Exact copies of all records below are needed.

BEGIN Supplied entries

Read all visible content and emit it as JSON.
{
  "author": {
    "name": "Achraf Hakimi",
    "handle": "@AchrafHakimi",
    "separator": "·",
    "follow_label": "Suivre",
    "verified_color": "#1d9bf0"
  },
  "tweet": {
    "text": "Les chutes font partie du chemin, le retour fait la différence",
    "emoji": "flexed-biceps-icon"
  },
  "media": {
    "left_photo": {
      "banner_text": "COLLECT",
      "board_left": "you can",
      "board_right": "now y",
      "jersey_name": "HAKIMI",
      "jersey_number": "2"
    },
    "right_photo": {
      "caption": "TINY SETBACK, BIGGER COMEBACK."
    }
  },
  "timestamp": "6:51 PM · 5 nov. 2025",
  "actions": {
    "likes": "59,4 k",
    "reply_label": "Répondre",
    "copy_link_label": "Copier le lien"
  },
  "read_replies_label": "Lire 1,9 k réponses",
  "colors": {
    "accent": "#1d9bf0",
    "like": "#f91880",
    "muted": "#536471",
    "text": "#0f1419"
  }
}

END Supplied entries

### Task solution
Read all visible content and emit it as JSON.
{
  "author": {
    "name": "Achraf Hakimi",
    "handle": "@AchrafHakimi",
    "separator": "·",
    "follow_label": "Suivre",
    "verified_color": "#1d9bf0"
  },
  "tweet": {
    "text": "Les chutes font partie du chemin, le retour fait la différence",
    "emoji": "flexed-biceps-icon"
  },
  "media": {
    "left_photo": {
      "banner_text": "COLLECT",
      "board_left": "you can",
      "board_right": "now y",
      "jersey_name": "HAKIMI",
      "jersey_number": "2"
    },
    "right_photo": {
      "caption": "TINY SETBACK, BIGGER COMEBACK."
    }
  },
  "timestamp": "6:51 PM · 5 nov. 2025",
  "actions": {
    "likes": "59,4 k",
    "reply_label": "Répondre",
    "copy_link_label": "Copier le lien"
  },
  "read_replies_label": "Lire 1,9 k réponses",
  "colors": {
    "accent": "#1d9bf0",
    "like": "#f91880",
    "muted": "#536471",
    "text": "#0f1419"
  }
}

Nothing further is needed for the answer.